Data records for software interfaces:
┌────────
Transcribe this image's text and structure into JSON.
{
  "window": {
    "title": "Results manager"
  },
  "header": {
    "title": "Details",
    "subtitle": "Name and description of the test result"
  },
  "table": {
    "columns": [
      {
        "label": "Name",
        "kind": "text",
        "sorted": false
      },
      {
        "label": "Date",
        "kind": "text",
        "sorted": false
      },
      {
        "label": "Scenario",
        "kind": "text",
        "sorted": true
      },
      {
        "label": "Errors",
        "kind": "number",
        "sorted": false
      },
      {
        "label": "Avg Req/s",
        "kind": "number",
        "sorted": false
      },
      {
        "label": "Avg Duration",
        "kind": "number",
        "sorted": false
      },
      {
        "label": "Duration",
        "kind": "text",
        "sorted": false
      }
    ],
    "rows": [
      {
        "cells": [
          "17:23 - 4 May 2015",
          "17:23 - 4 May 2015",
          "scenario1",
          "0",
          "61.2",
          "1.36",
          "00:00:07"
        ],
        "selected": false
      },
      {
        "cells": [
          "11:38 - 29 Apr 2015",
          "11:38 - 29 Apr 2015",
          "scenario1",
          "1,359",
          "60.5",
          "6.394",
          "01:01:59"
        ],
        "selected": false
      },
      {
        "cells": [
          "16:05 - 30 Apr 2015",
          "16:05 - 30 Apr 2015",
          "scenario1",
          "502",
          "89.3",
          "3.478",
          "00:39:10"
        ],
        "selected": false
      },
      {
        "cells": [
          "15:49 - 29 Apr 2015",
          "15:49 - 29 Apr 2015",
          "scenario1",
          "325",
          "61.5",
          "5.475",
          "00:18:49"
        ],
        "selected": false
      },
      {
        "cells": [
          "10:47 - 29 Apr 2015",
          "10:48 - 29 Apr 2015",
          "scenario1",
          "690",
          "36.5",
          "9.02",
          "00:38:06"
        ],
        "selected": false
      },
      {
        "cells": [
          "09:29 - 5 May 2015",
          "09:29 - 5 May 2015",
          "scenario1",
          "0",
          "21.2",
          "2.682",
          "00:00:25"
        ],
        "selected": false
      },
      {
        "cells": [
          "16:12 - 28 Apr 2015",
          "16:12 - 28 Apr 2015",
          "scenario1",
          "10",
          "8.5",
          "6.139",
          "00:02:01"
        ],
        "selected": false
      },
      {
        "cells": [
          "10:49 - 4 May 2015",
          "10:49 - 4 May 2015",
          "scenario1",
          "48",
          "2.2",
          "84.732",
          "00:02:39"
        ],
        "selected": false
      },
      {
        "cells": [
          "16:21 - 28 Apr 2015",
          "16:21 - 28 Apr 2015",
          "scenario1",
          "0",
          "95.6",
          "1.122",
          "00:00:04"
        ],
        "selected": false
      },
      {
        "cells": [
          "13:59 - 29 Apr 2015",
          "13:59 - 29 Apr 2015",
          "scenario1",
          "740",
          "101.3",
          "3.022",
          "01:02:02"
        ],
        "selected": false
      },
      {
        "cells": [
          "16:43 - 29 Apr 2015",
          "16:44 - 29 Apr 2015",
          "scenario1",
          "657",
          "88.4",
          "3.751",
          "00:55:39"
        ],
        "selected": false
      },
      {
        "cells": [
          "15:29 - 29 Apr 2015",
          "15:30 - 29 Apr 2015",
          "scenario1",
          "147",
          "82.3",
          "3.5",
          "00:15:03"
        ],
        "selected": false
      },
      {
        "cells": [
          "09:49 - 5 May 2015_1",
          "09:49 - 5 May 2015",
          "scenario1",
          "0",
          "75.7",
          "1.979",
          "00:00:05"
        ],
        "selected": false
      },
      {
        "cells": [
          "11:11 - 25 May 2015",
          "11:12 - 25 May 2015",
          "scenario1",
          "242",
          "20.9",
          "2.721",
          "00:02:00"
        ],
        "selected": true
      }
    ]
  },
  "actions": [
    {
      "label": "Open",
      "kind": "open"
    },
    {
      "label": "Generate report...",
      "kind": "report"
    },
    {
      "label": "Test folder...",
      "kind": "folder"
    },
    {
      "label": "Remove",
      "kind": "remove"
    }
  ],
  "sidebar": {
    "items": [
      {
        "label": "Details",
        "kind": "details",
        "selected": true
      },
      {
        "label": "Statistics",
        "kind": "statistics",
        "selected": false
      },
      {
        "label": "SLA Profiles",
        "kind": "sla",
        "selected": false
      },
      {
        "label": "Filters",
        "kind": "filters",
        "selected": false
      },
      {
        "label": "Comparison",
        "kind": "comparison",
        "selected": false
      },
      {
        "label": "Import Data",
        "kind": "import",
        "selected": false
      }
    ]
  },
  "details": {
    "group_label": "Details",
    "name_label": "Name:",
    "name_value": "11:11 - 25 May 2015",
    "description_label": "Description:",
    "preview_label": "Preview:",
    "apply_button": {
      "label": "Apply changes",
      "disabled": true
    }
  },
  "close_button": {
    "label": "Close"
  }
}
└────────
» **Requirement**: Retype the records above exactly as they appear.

» **Response**:
Transcribe this image's text and structure into JSON.
{
  "window": {
    "title": "Results manager"
  },
  "header": {
    "title": "Details",
    "subtitle": "Name and description of the test result"
  },
  "table": {
    "columns": [
      {
        "label": "Name",
        "kind": "text",
        "sorted": false
      },
      {
        "label": "Date",
        "kind": "text",
        "sorted": false
      },
      {
        "label": "Scenario",
        "kind": "text",
        "sorted": true
      },
      {
        "label": "Errors",
        "kind": "number",
        "sorted": false
      },
      {
        "label": "Avg Req/s",
        "kind": "number",
        "sorted": false
      },
      {
        "label": "Avg Duration",
        "kind": "number",
        "sorted": false
      },
      {
        "label": "Duration",
        "kind": "text",
        "sorted": false
      }
    ],
    "rows": [
      {
        "cells": [
          "17:23 - 4 May 2015",
          "17:23 - 4 May 2015",
          "scenario1",
          "0",
          "61.2",
          "1.36",
          "00:00:07"
        ],
        "selected": false
      },
      {
        "cells": [
          "11:38 - 29 Apr 2015",
          "11:38 - 29 Apr 2015",
          "scenario1",
          "1,359",
          "60.5",
          "6.394",
          "01:01:59"
        ],
        "selected": false
      },
      {
        "cells": [
          "16:05 - 30 Apr 2015",
          "16:05 - 30 Apr 2015",
          "scenario1",
          "502",
          "89.3",
          "3.478",
          "00:39:10"
        ],
        "selected": false
      },
      {
        "cells": [
          "15:49 - 29 Apr 2015",
          "15:49 - 29 Apr 2015",
          "scenario1",
          "325",
          "61.5",
          "5.475",
          "00:18:49"
        ],
        "selected": false
      },
      {
        "cells": [
          "10:47 - 29 Apr 2015",
          "10:48 - 29 Apr 2015",
          "scenario1",
          "690",
          "36.5",
          "9.02",
          "00:38:06"
        ],
        "selected": false
      },
      {
        "cells": [
          "09:29 - 5 May 2015",
          "09:29 - 5 May 2015",
          "scenario1",
          "0",
          "21.2",
          "2.682",
          "00:00:25"
        ],
        "selected": false
      },
      {
        "cells": [
          "16:12 - 28 Apr 2015",
          "16:12 - 28 Apr 2015",
          "scenario1",
          "10",
          "8.5",
          "6.139",
          "00:02:01"
        ],
        "selected": false
      },
      {
        "cells": [
          "10:49 - 4 May 2015",
          "10:49 - 4 May 2015",
          "scenario1",
          "48",
          "2.2",
          "84.732",
          "00:02:39"
        ],
        "selected": false
      },
      {
        "cells": [
          "16:21 - 28 Apr 2015",
          "16:21 - 28 Apr 2015",
          "scenario1",
          "0",
          "95.6",
          "1.122",
          "00:00:04"
        ],
        "selected": false
      },
      {
        "cells": [
          "13:59 - 29 Apr 2015",
          "13:59 - 29 Apr 2015",
          "scenario1",
          "740",
          "101.3",
          "3.022",
          "01:02:02"
        ],
        "selected": false
      },
      {
        "cells": [
          "16:43 - 29 Apr 2015",
          "16:44 - 29 Apr 2015",
          "scenario1",
          "657",
          "88.4",
          "3.751",
          "00:55:39"
        ],
        "selected": false
      },
      {
        "cells": [
          "15:29 - 29 Apr 2015",
          "15:30 - 29 Apr 2015",
          "scenario1",
          "147",
          "82.3",
          "3.5",
          "00:15:03"
        ],
        "selected": false
      },
      {
        "cells": [
          "09:49 - 5 May 2015_1",
          "09:49 - 5 May 2015",
          "scenario1",
          "0",
          "75.7",
          "1.979",
          "00:00:05"
        ],
        "selected": false
      },
      {
        "cells": [
          "11:11 - 25 May 2015",
          "11:12 - 25 May 2015",
          "scenario1",
          "242",
          "20.9",
          "2.721",
          "00:02:00"
        ],
        "selected": true
      }
    ]
  },
  "actions": [
    {
      "label": "Open",
      "kind": "open"
    },
    {
      "label": "Generate report...",
      "kind": "report"
    },
    {
      "label": "Test folder...",
      "kind": "folder"
    },
    {
      "label": "Remove",
      "kind": "remove"
    }
  ],
  "sidebar": {
    "items": [
      {
        "label": "Details",
        "kind": "details",
        "selected": true
      },
      {
        "label": "Statistics",
        "kind": "statistics",
        "selected": false
      },
      {
        "label": "SLA Profiles",
        "kind": "sla",
        "selected": false
      },
      {
        "label": "Filters",
        "kind": "filters",
        "selected": false
      },
      {
        "label": "Comparison",
        "kind": "comparison",
        "selected": false
      },
      {
        "label": "Import Data",
        "kind": "import",
        "selected": false
      }
    ]
  },
  "details": {
    "group_label": "Details",
    "name_label": "Name:",
    "name_value": "11:11 - 25 May 2015",
    "description_label": "Description:",
    "preview_label": "Preview:",
    "apply_button": {
      "label": "Apply changes",
      "disabled": true
    }
  },
  "close_button": {
    "label": "Close"
  }
}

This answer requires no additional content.